There are about 20,000 self-identified Muslims in Washington state – and some are voting for Trump.
Hossein Khorram, an Iranian American Muslim has been an active member of the Republican Party for the past 15 years as a fundraiser and has been elected as a state delegate for the Republican National Convention three times. At the first presidential debate viewing party in Downtown Bellevue, we followed Khorram around as he introduced us to his friends.
“When I’m with my Republican friends,” Khorram said, “I feel just right. I feel at home!”
Khorram grew up in northern Tehran. In the 1970s, when the Islamic revolution began, his family fled the country and resettled in the United States.
His father continued to travel between the U.S. and Iran for work. On one such trip, he was out hunting with some friends when the revolutionary guards stopped them, accused the group of plotting a coup against the regime, and arrested them.

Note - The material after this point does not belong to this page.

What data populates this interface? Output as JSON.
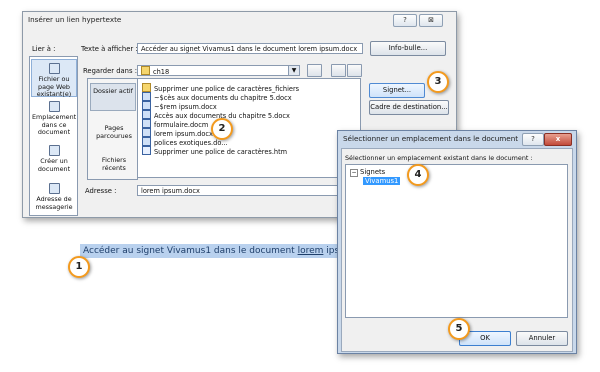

They were taken to Evin Prison, a prison notorious for its political prisoners and executions. The guards blindfolded Khorram’s father and friends, lined them up. But instead of shooting at them, they shot into the air.
“The guards said, 'We’ll kill you tomorrow,'” Khorram recounted. The following day, the guards lined the group up again and threatened to shoot them but again shot their guns into the air.

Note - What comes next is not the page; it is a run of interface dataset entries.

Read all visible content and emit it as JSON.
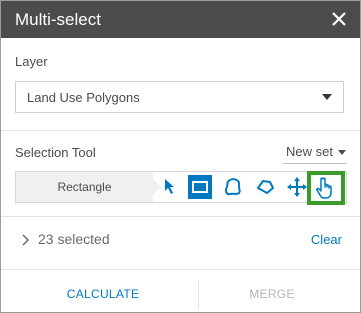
{
  "window": {
    "title": "Multi-select"
  },
  "layer": {
    "label": "Layer",
    "selected": "Land Use Polygons"
  },
  "selection_tool": {
    "label": "Selection Tool",
    "mode": "New set",
    "active_tool_name": "Rectangle",
    "tools": [
      {
        "icon": "select-cursor-icon",
        "active": false
      },
      {
        "icon": "rectangle-icon",
        "active": true
      },
      {
        "icon": "lasso-icon",
        "active": false
      },
      {
        "icon": "polygon-icon",
        "active": false
      },
      {
        "icon": "pan-icon",
        "active": false
      },
      {
        "icon": "hand-pointer-icon",
        "active": false,
        "highlighted": true
      }
    ]
  },
  "selection": {
    "count_text": "23 selected",
    "clear_label": "Clear"
  },
  "footer": {
    "calculate_label": "CALCULATE",
    "merge_label": "MERGE"
  },
  "colors": {
    "titlebar": "#4c4c4c",
    "accent": "#0079c1",
    "highlight": "#3a9a2a",
    "disabled": "#b5b5b5"
  }
}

This went on for days. Finally, Khorram’s father was transferred to another prison where he was detained for eight months.
One day the prison clergy walked up to Khorram’s father and offered him a deal: Pay $80,000 as compensation for their hospitality and they would let him out for a vacation for one day.
"My aunt came up with the money, and they had him leave for one day, but the understanding was he would never come back."
By this time, the regime had seized all the Khorram family’s assets. Khorram’s father had nothing – they lost possession of their houses, bank accounts, everything. The family borrowed money from friends, and Khorram’s father managed to escape and reunite with his family in the U.S.
“Politics tore our life apart,” Khorram said. “Before this revolution, we were just ordinary people who didn’t really care for politics, but we paid a very dear price. Our life became political."
Khorram became active in the Iranian resistance to the regime.
“The one thing that compels me to the Trump campaign is the way appeasement policies have not paid off,” Khorram said. “Since President Obama signed the nuclear agreement with Iran, we have to let go of appeasement and the time is now."
We met Khorram in an apartment building he owns as a real estate developer in Downtown Bellevue. Most of the tenants are older Iranian men and women who are voting for Trump for the same reasons as Khorram.
When asked what he thought of Trump’s plan to ban Muslims from entering the U.S., Khorram said he doesn’t believe that's what Trump means. He understands the policy as a temporary halt on visas from war-torn countries like Syria where background checks are much harder to implement.
“[Trump] isn’t here to discriminate against Muslims," he said. "We should expand our process of vetting and I do not think that will discriminate against any religion. It would discriminate against people who have bad intent.”
Not all Muslims in Washington feel the same way, of course.
Ghassan Mansour, a Lebanese-American Muslim, is a real estate agent in Lynnwood and a longtime justice activist. He believes Trump would be dangerous for this country.
Mansour has been a delegate at the Democratic National Convention twice and often campaigns for peace and justice. He picketed with the Church Council in Downtown Seattle against the Iraq War in 2003 and petitioned for the release of Nelson Mandela 15 years before his release.
“We’re all fed up with the Bushes and the Clintons and the system. I am fed up. But Trump is the wrong choice. What he’s saying, dividing the country, is very dangerous,” Mansour said.
He, like Khorram, believes Hillary Clinton will not be good for Middle East foreign policy. But to Mansour, the first priority in this election should be to the candidate who will be best for the U.S. domestically.
“It doesn’t lessen my love for my first country, Lebanon. But I have to think of America first,” he said.
Mansour sees a future under Trump’s leadership as one of increased racism against Muslims, and he is already seeing hints of it transpire today. His son returns from school to tell him how he was bullied, and how he is afraid to be caught in the crossfire this election. Nationally, hate crimes against Muslims are at their highest since the period after 9/11.
“We know what Trump wants. He doesn’t want us here; he’s saying we don’t look like anybody else," Mansour said. "He wants to bring America back to if you’re brown, if you’re black, if you’re Mexican, if you’re Muslim, you don’t belong here. What’s at stake this election is America. American unity.”
No matter what side of the debate they may fall, whether for Donald Trump or for Hillary Clinton, most Muslims seem to agree on one thing: There is a lot at stake for the country. And the decisions we make this election will chart a new tone for America going forward.
Hebah Fisher is the co-founder of Kerning Cultures, a podcast about the politics, culture and history of the Middle East.